A recent Brazilian study determined that heavier women tend to have more vasomotor symptoms associated with menopause; hot flashes, and night sweats. The reason for this may be that fat insulates the body and helps retain heat. The more fat a person has, the more heat is retained and this disrupts the body’s ability to distribute it, and also get rid of it (cool down). Fat also stores toxins and is hormonally active, both factors which could influence menopause, and the experience of symptoms associated with aging – joint pain, fatigue, insomnia, or depression.
Studies Show Weight Loss and Exercise Reduce Hot Flashes
Studies have shown that weight loss and exercise do have effects to reduce hot flashes in women who are overweight. A diet or a dietary treatment plan which promotes detoxification is also likely to help significantly.

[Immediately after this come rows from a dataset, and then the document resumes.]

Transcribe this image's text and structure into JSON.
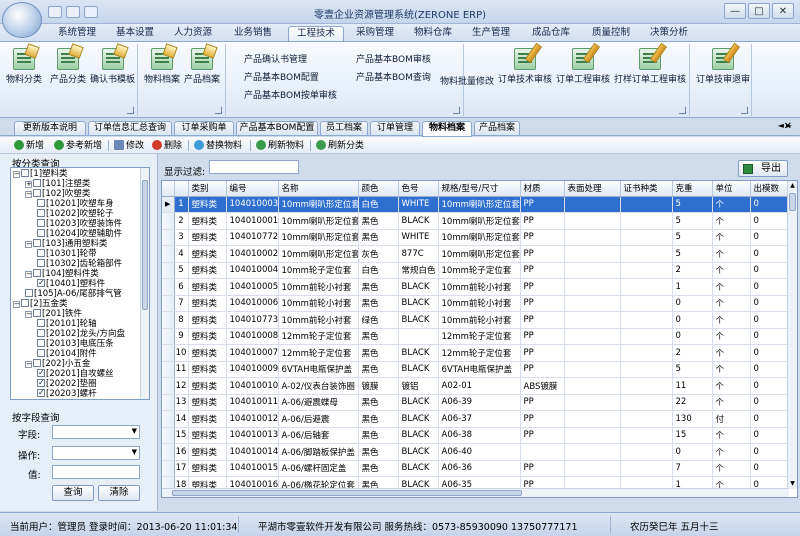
{
  "window": {
    "title": "零壹企业资源管理系统(ZERONE ERP)",
    "min": "—",
    "max": "□",
    "close": "✕"
  },
  "menu": {
    "items": [
      "系统管理",
      "基本设置",
      "人力资源",
      "业务销售",
      "工程技术",
      "采购管理",
      "物料仓库",
      "生产管理",
      "成品仓库",
      "质量控制",
      "决策分析"
    ],
    "active_index": 4
  },
  "ribbon": {
    "g1": [
      "物料分类",
      "产品分类",
      "确认书模板"
    ],
    "g2": [
      "物料档案",
      "产品档案"
    ],
    "g3": [
      "产品确认书管理",
      "产品基本BOM配置",
      "产品基本BOM按单审核"
    ],
    "g4": [
      "产品基本BOM审核",
      "产品基本BOM查询"
    ],
    "g5": [
      "物料批量修改"
    ],
    "g6": [
      "订单技术审核",
      "订单工程审核",
      "打样订单工程审核"
    ],
    "g7": [
      "订单技审退审"
    ]
  },
  "doc_tabs": {
    "items": [
      "更新版本说明",
      "订单信息汇总查询",
      "订单采购单",
      "产品基本BOM配置",
      "员工档案",
      "订单管理",
      "物料档案",
      "产品档案"
    ],
    "active_index": 6
  },
  "toolbar": {
    "add": "新增",
    "ref_add": "参考新增",
    "edit": "修改",
    "delete": "删除",
    "replace": "替换物料",
    "refresh_mat": "刷新物料",
    "refresh_cat": "刷新分类"
  },
  "left": {
    "title": "按分类查询",
    "tree": [
      {
        "label": "[1]塑料类",
        "indent": 0,
        "pm": "−",
        "checked": false
      },
      {
        "label": "[101]注塑类",
        "indent": 1,
        "pm": "+",
        "checked": false
      },
      {
        "label": "[102]吹塑类",
        "indent": 1,
        "pm": "−",
        "checked": false
      },
      {
        "label": "[10201]吹塑车身",
        "indent": 2,
        "pm": "",
        "checked": false
      },
      {
        "label": "[10202]吹塑轮子",
        "indent": 2,
        "pm": "",
        "checked": false
      },
      {
        "label": "[10203]吹塑装饰件",
        "indent": 2,
        "pm": "",
        "checked": false
      },
      {
        "label": "[10204]吹塑辅助件",
        "indent": 2,
        "pm": "",
        "checked": false
      },
      {
        "label": "[103]通用塑料类",
        "indent": 1,
        "pm": "−",
        "checked": false
      },
      {
        "label": "[10301]轮带",
        "indent": 2,
        "pm": "",
        "checked": false
      },
      {
        "label": "[10302]齿轮箱部件",
        "indent": 2,
        "pm": "",
        "checked": false
      },
      {
        "label": "[104]塑料件类",
        "indent": 1,
        "pm": "−",
        "checked": false
      },
      {
        "label": "[10401]塑料件",
        "indent": 2,
        "pm": "",
        "checked": true
      },
      {
        "label": "[105]A-06/尾部排气管",
        "indent": 1,
        "pm": "",
        "checked": false
      },
      {
        "label": "[2]五金类",
        "indent": 0,
        "pm": "−",
        "checked": false
      },
      {
        "label": "[201]铁件",
        "indent": 1,
        "pm": "−",
        "checked": false
      },
      {
        "label": "[20101]轮轴",
        "indent": 2,
        "pm": "",
        "checked": false
      },
      {
        "label": "[20102]龙头/方向盘",
        "indent": 2,
        "pm": "",
        "checked": false
      },
      {
        "label": "[20103]电底压条",
        "indent": 2,
        "pm": "",
        "checked": false
      },
      {
        "label": "[20104]附件",
        "indent": 2,
        "pm": "",
        "checked": false
      },
      {
        "label": "[202]小五金",
        "indent": 1,
        "pm": "−",
        "checked": false
      },
      {
        "label": "[20201]自攻螺丝",
        "indent": 2,
        "pm": "",
        "checked": true
      },
      {
        "label": "[20202]垫圈",
        "indent": 2,
        "pm": "",
        "checked": true
      },
      {
        "label": "[20203]螺杆",
        "indent": 2,
        "pm": "",
        "checked": true
      }
    ],
    "field_query": "按字段查询",
    "field_label": "字段:",
    "op_label": "操作:",
    "value_label": "值:",
    "query_btn": "查询",
    "clear_btn": "清除"
  },
  "filter": {
    "label": "显示过滤:",
    "export": "导出"
  },
  "grid": {
    "columns": [
      "类别",
      "编号",
      "名称",
      "颜色",
      "色号",
      "规格/型号/尺寸",
      "材质",
      "表面处理",
      "证书种类",
      "克重",
      "单位",
      "出模数"
    ],
    "selected_index": 0,
    "rows": [
      {
        "n": "1",
        "c": [
          "塑料类",
          "104010003",
          "10mm喇叭形定位套",
          "白色",
          "WHITE",
          "10mm喇叭形定位套",
          "PP",
          "",
          "",
          "5",
          "个",
          "0"
        ]
      },
      {
        "n": "2",
        "c": [
          "塑料类",
          "104010001",
          "10mm喇叭形定位套",
          "黑色",
          "BLACK",
          "10mm喇叭形定位套",
          "PP",
          "",
          "",
          "5",
          "个",
          "0"
        ]
      },
      {
        "n": "3",
        "c": [
          "塑料类",
          "104010772",
          "10mm喇叭形定位套",
          "黑色",
          "WHITE",
          "10mm喇叭形定位套",
          "PP",
          "",
          "",
          "5",
          "个",
          "0"
        ]
      },
      {
        "n": "4",
        "c": [
          "塑料类",
          "104010002",
          "10mm喇叭形定位套",
          "灰色",
          "877C",
          "10mm喇叭形定位套",
          "PP",
          "",
          "",
          "5",
          "个",
          "0"
        ]
      },
      {
        "n": "5",
        "c": [
          "塑料类",
          "104010004",
          "10mm轮子定位套",
          "白色",
          "常规白色",
          "10mm轮子定位套",
          "PP",
          "",
          "",
          "2",
          "个",
          "0"
        ]
      },
      {
        "n": "6",
        "c": [
          "塑料类",
          "104010005",
          "10mm前轮小衬套",
          "黑色",
          "BLACK",
          "10mm前轮小衬套",
          "PP",
          "",
          "",
          "1",
          "个",
          "0"
        ]
      },
      {
        "n": "7",
        "c": [
          "塑料类",
          "104010006",
          "10mm前轮小衬套",
          "黑色",
          "BLACK",
          "10mm前轮小衬套",
          "PP",
          "",
          "",
          "0",
          "个",
          "0"
        ]
      },
      {
        "n": "8",
        "c": [
          "塑料类",
          "104010773",
          "10mm前轮小衬套",
          "绿色",
          "BLACK",
          "10mm前轮小衬套",
          "PP",
          "",
          "",
          "0",
          "个",
          "0"
        ]
      },
      {
        "n": "9",
        "c": [
          "塑料类",
          "104010008",
          "12mm轮子定位套",
          "黑色",
          "",
          "12mm轮子定位套",
          "PP",
          "",
          "",
          "0",
          "个",
          "0"
        ]
      },
      {
        "n": "10",
        "c": [
          "塑料类",
          "104010007",
          "12mm轮子定位套",
          "黑色",
          "BLACK",
          "12mm轮子定位套",
          "PP",
          "",
          "",
          "2",
          "个",
          "0"
        ]
      },
      {
        "n": "11",
        "c": [
          "塑料类",
          "104010009",
          "6VTAH电瓶保护盖",
          "黑色",
          "BLACK",
          "6VTAH电瓶保护盖",
          "PP",
          "",
          "",
          "5",
          "个",
          "0"
        ]
      },
      {
        "n": "12",
        "c": [
          "塑料类",
          "104010010",
          "A-02/仪表台装饰圈",
          "镀膜",
          "镀铝",
          "A02-01",
          "ABS镀膜",
          "",
          "",
          "11",
          "个",
          "0"
        ]
      },
      {
        "n": "13",
        "c": [
          "塑料类",
          "104010011",
          "A-06/避震蝶母",
          "黑色",
          "BLACK",
          "A06-39",
          "PP",
          "",
          "",
          "22",
          "个",
          "0"
        ]
      },
      {
        "n": "14",
        "c": [
          "塑料类",
          "104010012",
          "A-06/后避震",
          "黑色",
          "BLACK",
          "A06-37",
          "PP",
          "",
          "",
          "130",
          "付",
          "0"
        ]
      },
      {
        "n": "15",
        "c": [
          "塑料类",
          "104010013",
          "A-06/后轴套",
          "黑色",
          "BLACK",
          "A06-38",
          "PP",
          "",
          "",
          "15",
          "个",
          "0"
        ]
      },
      {
        "n": "16",
        "c": [
          "塑料类",
          "104010014",
          "A-06/脚踏板保护盖",
          "黑色",
          "BLACK",
          "A06-40",
          "",
          "",
          "",
          "0",
          "个",
          "0"
        ]
      },
      {
        "n": "17",
        "c": [
          "塑料类",
          "104010015",
          "A-06/螺杆固定盖",
          "黑色",
          "BLACK",
          "A06-36",
          "PP",
          "",
          "",
          "7",
          "个",
          "0"
        ]
      },
      {
        "n": "18",
        "c": [
          "塑料类",
          "104010016",
          "A-06/椭花轮定位套",
          "黑色",
          "BLACK",
          "A06-35",
          "PP",
          "",
          "",
          "1",
          "个",
          "0"
        ]
      }
    ]
  },
  "status": {
    "user": "当前用户：管理员 登录时间：2013-06-20 11:01:34",
    "company": "平湖市零壹软件开发有限公司 服务热线：0573-85930090 13750777171",
    "lunar": "农历癸巳年 五月十三"
  }
}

As the body becomes more and more burdened by toxins and the liver and digestive system get bogged down, it gets harder and harder for the body to maintain balance – ie, hot flashes – a diet which promotes the elimination of toxins through proper digestion, which includes cleansing the liver will not only help with weight loss, but will help the body maintain balance. Remember, that the body is constantly attempting to find balance and to heal itself. All symptoms are a sign that something is trying to “right” itself. The symptoms become more and more intense as we get farther and farther off balance. Menopausal symptoms are no different.
Diet, Exercise & Weight Loss May Balance Hormones Better Than Herbs & Supplements
There are many herbs and supplements which are marketing to help balance hormones for post-menopausal women. Some of these herbs and supplements are great, but for maximum benefit, a healthy diet, weight loss, and exercise has been shown in studies to be of greatest benefit. Intermittent fasting may help re-set metabolism and aid in detoxification, as well as a diet rich in fruits and vegetables, plenty of water, and low, low, low in refined sugar and processed foods. Any movement which is enjoyable will be beneficial – 30 minutes every day.
Node Smith, associate editor for NDNR, is a fifth year naturopathic medical student at NUNM, where he has been instrumental in maintaining a firm connection to the philosophy and heritage of naturopathic medicine amongst the next generation of docs. He helped found the first multi-generational experiential retreat, which brings elders, alumni, and students together for a weekend campout where naturopathic medicine and medical philosophy are experienced in nature. Three years ago he helped found the non-profit, Association for Naturopathic ReVitalization (ANR), for which he serves as the board chairman. ANR has a mission to inspire health practitioners to embody the naturopathic principles through experiential education. Node also has a firm belief that the next era of naturopathic medicine will see a resurgence of in-patient facilities which use fasting, earthing, hydrotherapy and homeopathy to bring people back from chronic diseases of modern living; he is involved in numerous conversations and projects to bring about this vision.